Exercise directions » Apart from the images, output the data below exactly.

Data for review »
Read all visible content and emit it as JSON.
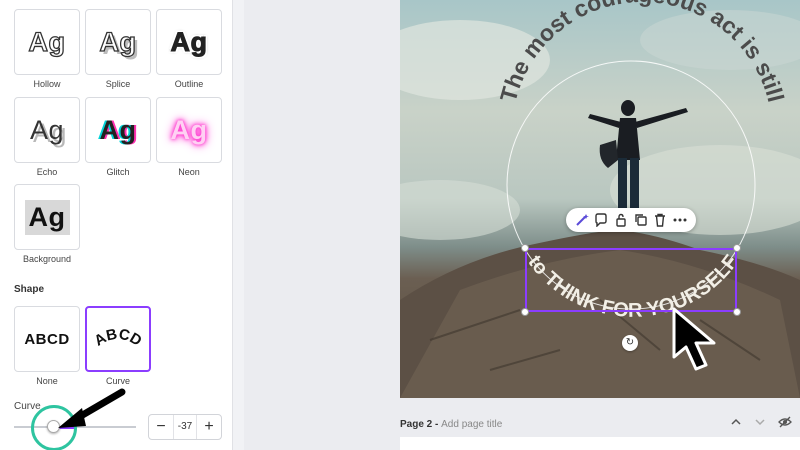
{
  "effects": [
    {
      "label": "Hollow",
      "sample": "Ag",
      "style": "hollow"
    },
    {
      "label": "Splice",
      "sample": "Ag",
      "style": "splice"
    },
    {
      "label": "Outline",
      "sample": "Ag",
      "style": "outline"
    },
    {
      "label": "Echo",
      "sample": "Ag",
      "style": "echo"
    },
    {
      "label": "Glitch",
      "sample": "Ag",
      "style": "glitch"
    },
    {
      "label": "Neon",
      "sample": "Ag",
      "style": "neon"
    },
    {
      "label": "Background",
      "sample": "Ag",
      "style": "background"
    }
  ],
  "shape": {
    "title": "Shape",
    "options": [
      {
        "label": "None",
        "sample": "ABCD",
        "selected": false
      },
      {
        "label": "Curve",
        "sample": "ABCD",
        "selected": true
      }
    ]
  },
  "curve": {
    "label": "Curve",
    "value": "-37",
    "minus": "−",
    "plus": "+",
    "slider_fraction": 0.33
  },
  "canvas": {
    "top_text": "The most courageous act is still",
    "bottom_text": "to THINK FOR YOURSELF",
    "toolbar_icons": [
      "magic-edit-icon",
      "comment-icon",
      "lock-icon",
      "duplicate-icon",
      "delete-icon",
      "more-icon"
    ]
  },
  "page2": {
    "prefix": "Page 2 - ",
    "placeholder": "Add page title"
  },
  "colors": {
    "accent": "#8b3dff",
    "highlight_ring": "#2ec4a0"
  }
}
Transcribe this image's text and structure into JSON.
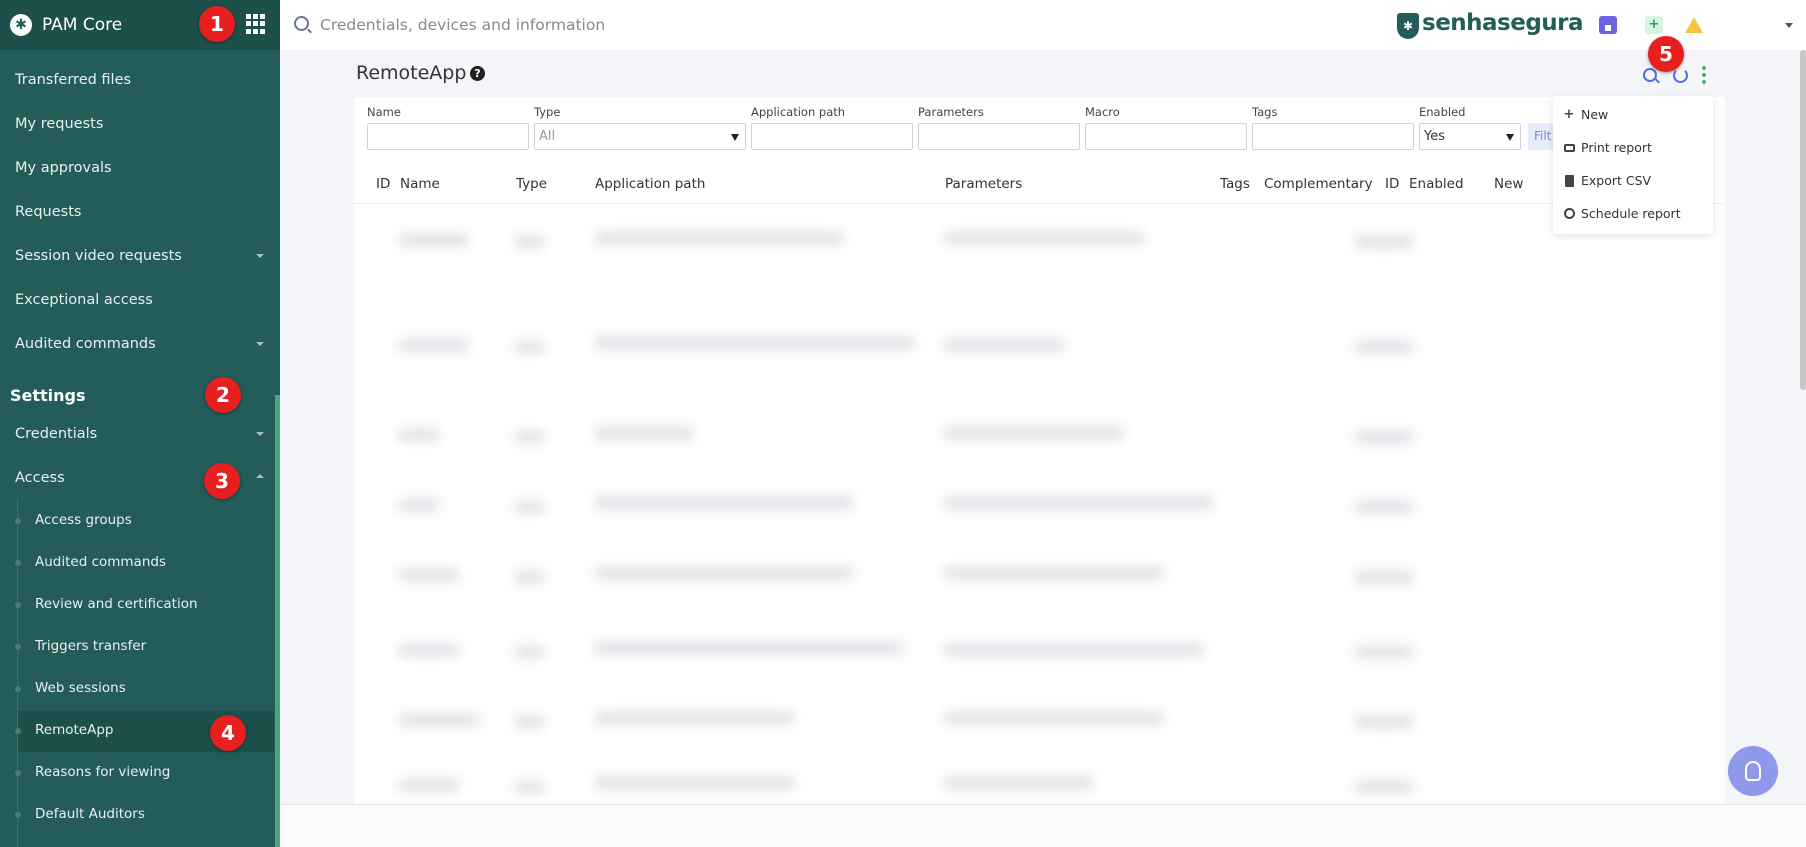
{
  "sidebar": {
    "brand": "PAM Core",
    "items": [
      {
        "label": "Transferred files",
        "caret": ""
      },
      {
        "label": "My requests",
        "caret": ""
      },
      {
        "label": "My approvals",
        "caret": ""
      },
      {
        "label": "Requests",
        "caret": ""
      },
      {
        "label": "Session video requests",
        "caret": "down"
      },
      {
        "label": "Exceptional access",
        "caret": ""
      },
      {
        "label": "Audited commands",
        "caret": "down"
      }
    ],
    "section_title": "Settings",
    "settings_items": [
      {
        "label": "Credentials",
        "caret": "down"
      },
      {
        "label": "Access",
        "caret": "up"
      }
    ],
    "access_subitems": [
      "Access groups",
      "Audited commands",
      "Review and certification",
      "Triggers transfer",
      "Web sessions",
      "RemoteApp",
      "Reasons for viewing",
      "Default Auditors"
    ],
    "active_subitem": "RemoteApp",
    "accent_color": "#235c58"
  },
  "topbar": {
    "search_placeholder": "Credentials, devices and information",
    "logo_text": "senhasegura",
    "icons": [
      "home-icon",
      "add-icon",
      "warning-icon",
      "chevron-down-icon"
    ]
  },
  "main": {
    "title": "RemoteApp",
    "filters": {
      "name_label": "Name",
      "type_label": "Type",
      "type_value": "All",
      "app_path_label": "Application path",
      "parameters_label": "Parameters",
      "macro_label": "Macro",
      "tags_label": "Tags",
      "enabled_label": "Enabled",
      "enabled_value": "Yes",
      "filter_button": "Filt"
    },
    "columns": [
      "ID",
      "Name",
      "Type",
      "Application path",
      "Parameters",
      "Tags",
      "Complementary",
      "ID",
      "Enabled",
      "New"
    ],
    "menu": {
      "new": "New",
      "print_report": "Print report",
      "export_csv": "Export CSV",
      "schedule_report": "Schedule report"
    }
  },
  "annotations": [
    "1",
    "2",
    "3",
    "4",
    "5"
  ]
}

Response for this exercise »
Read all visible content and emit it as JSON.
{
  "effects": [
    {
      "label": "Hollow",
      "sample": "Ag",
      "style": "hollow"
    },
    {
      "label": "Splice",
      "sample": "Ag",
      "style": "splice"
    },
    {
      "label": "Outline",
      "sample": "Ag",
      "style": "outline"
    },
    {
      "label": "Echo",
      "sample": "Ag",
      "style": "echo"
    },
    {
      "label": "Glitch",
      "sample": "Ag",
      "style": "glitch"
    },
    {
      "label": "Neon",
      "sample": "Ag",
      "style": "neon"
    },
    {
      "label": "Background",
      "sample": "Ag",
      "style": "background"
    }
  ],
  "shape": {
    "title": "Shape",
    "options": [
      {
        "label": "None",
        "sample": "ABCD",
        "selected": false
      },
      {
        "label": "Curve",
        "sample": "ABCD",
        "selected": true
      }
    ]
  },
  "curve": {
    "label": "Curve",
    "value": "-37",
    "minus": "−",
    "plus": "+",
    "slider_fraction": 0.33
  },
  "canvas": {
    "top_text": "The most courageous act is still",
    "bottom_text": "to THINK FOR YOURSELF",
    "toolbar_icons": [
      "magic-edit-icon",
      "comment-icon",
      "lock-icon",
      "duplicate-icon",
      "delete-icon",
      "more-icon"
    ]
  },
  "page2": {
    "prefix": "Page 2 - ",
    "placeholder": "Add page title"
  },
  "colors": {
    "accent": "#8b3dff",
    "highlight_ring": "#2ec4a0"
  }
}
Transcribe this image's text and structure into JSON.
{
  "sidebar": {
    "brand": "PAM Core",
    "items": [
      {
        "label": "Transferred files",
        "caret": ""
      },
      {
        "label": "My requests",
        "caret": ""
      },
      {
        "label": "My approvals",
        "caret": ""
      },
      {
        "label": "Requests",
        "caret": ""
      },
      {
        "label": "Session video requests",
        "caret": "down"
      },
      {
        "label": "Exceptional access",
        "caret": ""
      },
      {
        "label": "Audited commands",
        "caret": "down"
      }
    ],
    "section_title": "Settings",
    "settings_items": [
      {
        "label": "Credentials",
        "caret": "down"
      },
      {
        "label": "Access",
        "caret": "up"
      }
    ],
    "access_subitems": [
      "Access groups",
      "Audited commands",
      "Review and certification",
      "Triggers transfer",
      "Web sessions",
      "RemoteApp",
      "Reasons for viewing",
      "Default Auditors"
    ],
    "active_subitem": "RemoteApp",
    "accent_color": "#235c58"
  },
  "topbar": {
    "search_placeholder": "Credentials, devices and information",
    "logo_text": "senhasegura",
    "icons": [
      "home-icon",
      "add-icon",
      "warning-icon",
      "chevron-down-icon"
    ]
  },
  "main": {
    "title": "RemoteApp",
    "filters": {
      "name_label": "Name",
      "type_label": "Type",
      "type_value": "All",
      "app_path_label": "Application path",
      "parameters_label": "Parameters",
      "macro_label": "Macro",
      "tags_label": "Tags",
      "enabled_label": "Enabled",
      "enabled_value": "Yes",
      "filter_button": "Filt"
    },
    "columns": [
      "ID",
      "Name",
      "Type",
      "Application path",
      "Parameters",
      "Tags",
      "Complementary",
      "ID",
      "Enabled",
      "New"
    ],
    "menu": {
      "new": "New",
      "print_report": "Print report",
      "export_csv": "Export CSV",
      "schedule_report": "Schedule report"
    }
  },
  "annotations": [
    "1",
    "2",
    "3",
    "4",
    "5"
  ]
}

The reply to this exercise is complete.